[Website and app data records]
- - - - - - -

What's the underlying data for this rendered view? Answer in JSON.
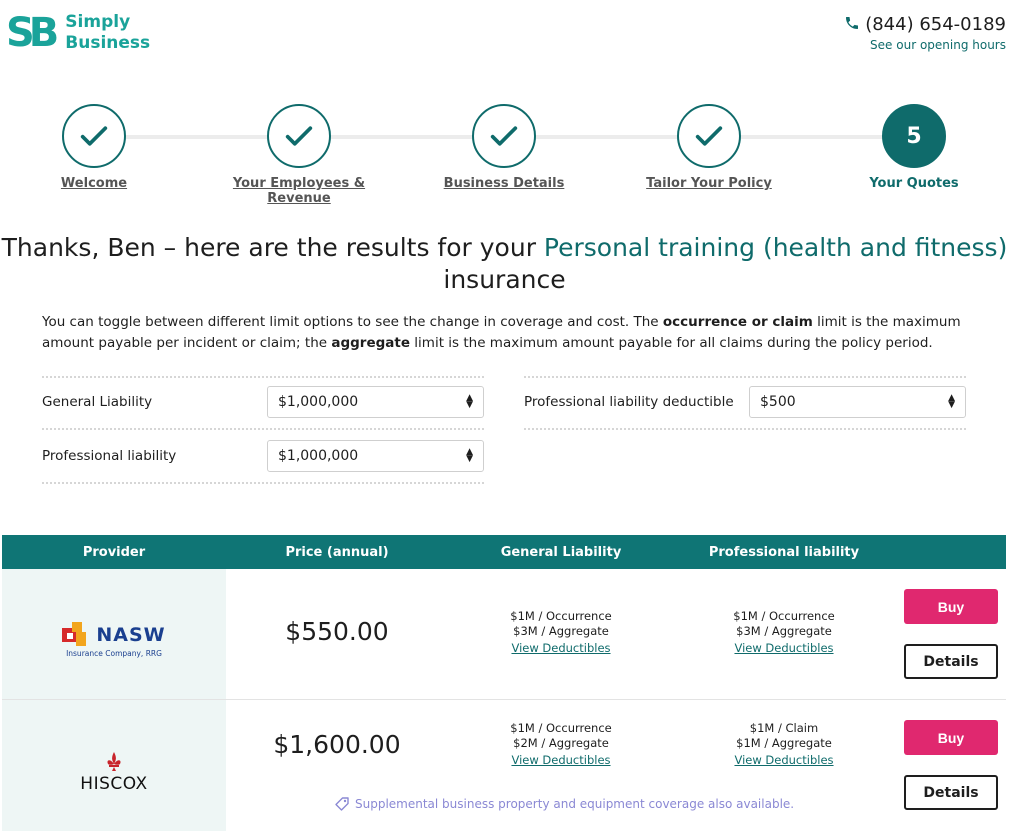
{
  "brand": {
    "logo_mark": "SB",
    "name_line1": "Simply",
    "name_line2": "Business"
  },
  "contact": {
    "phone": "(844) 654-0189",
    "hours_link": "See our opening hours"
  },
  "steps": [
    {
      "label": "Welcome",
      "state": "complete"
    },
    {
      "label": "Your Employees & Revenue",
      "state": "complete"
    },
    {
      "label": "Business Details",
      "state": "complete"
    },
    {
      "label": "Tailor Your Policy",
      "state": "complete"
    },
    {
      "label": "Your Quotes",
      "state": "current",
      "number": "5"
    }
  ],
  "headline": {
    "prefix": "Thanks, Ben – here are the results for your ",
    "highlight": "Personal training (health and fitness)",
    "suffix": "insurance"
  },
  "intro": {
    "part1": "You can toggle between different limit options to see the change in coverage and cost. The ",
    "bold1": "occurrence or claim",
    "part2": " limit is the maximum amount payable per incident or claim; the ",
    "bold2": "aggregate",
    "part3": " limit is the maximum amount payable for all claims during the policy period."
  },
  "limits": {
    "general_liability": {
      "label": "General Liability",
      "value": "$1,000,000"
    },
    "professional_liability": {
      "label": "Professional liability",
      "value": "$1,000,000"
    },
    "professional_deductible": {
      "label": "Professional liability deductible",
      "value": "$500"
    }
  },
  "table": {
    "headers": [
      "Provider",
      "Price (annual)",
      "General Liability",
      "Professional liability"
    ],
    "rows": [
      {
        "provider": {
          "name": "NASW",
          "subtitle": "Insurance Company, RRG"
        },
        "price": "$550.00",
        "general": {
          "line1": "$1M / Occurrence",
          "line2": "$3M / Aggregate",
          "link": "View Deductibles"
        },
        "professional": {
          "line1": "$1M / Occurrence",
          "line2": "$3M / Aggregate",
          "link": "View Deductibles"
        },
        "buy_label": "Buy",
        "details_label": "Details"
      },
      {
        "provider": {
          "name": "HISCOX"
        },
        "price": "$1,600.00",
        "general": {
          "line1": "$1M / Occurrence",
          "line2": "$2M / Aggregate",
          "link": "View Deductibles"
        },
        "professional": {
          "line1": "$1M / Claim",
          "line2": "$1M / Aggregate",
          "link": "View Deductibles"
        },
        "buy_label": "Buy",
        "details_label": "Details",
        "supplemental": "Supplemental business property and equipment coverage also available."
      }
    ]
  },
  "colors": {
    "brand_teal": "#1aa39a",
    "dark_teal": "#0f6b6b",
    "header_teal": "#0f7575",
    "buy_pink": "#e0286f"
  }
}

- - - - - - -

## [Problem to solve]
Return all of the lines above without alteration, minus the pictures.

## [Completed exercise]
What's the underlying data for this rendered view? Answer in JSON.
{
  "brand": {
    "logo_mark": "SB",
    "name_line1": "Simply",
    "name_line2": "Business"
  },
  "contact": {
    "phone": "(844) 654-0189",
    "hours_link": "See our opening hours"
  },
  "steps": [
    {
      "label": "Welcome",
      "state": "complete"
    },
    {
      "label": "Your Employees & Revenue",
      "state": "complete"
    },
    {
      "label": "Business Details",
      "state": "complete"
    },
    {
      "label": "Tailor Your Policy",
      "state": "complete"
    },
    {
      "label": "Your Quotes",
      "state": "current",
      "number": "5"
    }
  ],
  "headline": {
    "prefix": "Thanks, Ben – here are the results for your ",
    "highlight": "Personal training (health and fitness)",
    "suffix": "insurance"
  },
  "intro": {
    "part1": "You can toggle between different limit options to see the change in coverage and cost. The ",
    "bold1": "occurrence or claim",
    "part2": " limit is the maximum amount payable per incident or claim; the ",
    "bold2": "aggregate",
    "part3": " limit is the maximum amount payable for all claims during the policy period."
  },
  "limits": {
    "general_liability": {
      "label": "General Liability",
      "value": "$1,000,000"
    },
    "professional_liability": {
      "label": "Professional liability",
      "value": "$1,000,000"
    },
    "professional_deductible": {
      "label": "Professional liability deductible",
      "value": "$500"
    }
  },
  "table": {
    "headers": [
      "Provider",
      "Price (annual)",
      "General Liability",
      "Professional liability"
    ],
    "rows": [
      {
        "provider": {
          "name": "NASW",
          "subtitle": "Insurance Company, RRG"
        },
        "price": "$550.00",
        "general": {
          "line1": "$1M / Occurrence",
          "line2": "$3M / Aggregate",
          "link": "View Deductibles"
        },
        "professional": {
          "line1": "$1M / Occurrence",
          "line2": "$3M / Aggregate",
          "link": "View Deductibles"
        },
        "buy_label": "Buy",
        "details_label": "Details"
      },
      {
        "provider": {
          "name": "HISCOX"
        },
        "price": "$1,600.00",
        "general": {
          "line1": "$1M / Occurrence",
          "line2": "$2M / Aggregate",
          "link": "View Deductibles"
        },
        "professional": {
          "line1": "$1M / Claim",
          "line2": "$1M / Aggregate",
          "link": "View Deductibles"
        },
        "buy_label": "Buy",
        "details_label": "Details",
        "supplemental": "Supplemental business property and equipment coverage also available."
      }
    ]
  },
  "colors": {
    "brand_teal": "#1aa39a",
    "dark_teal": "#0f6b6b",
    "header_teal": "#0f7575",
    "buy_pink": "#e0286f"
  }
}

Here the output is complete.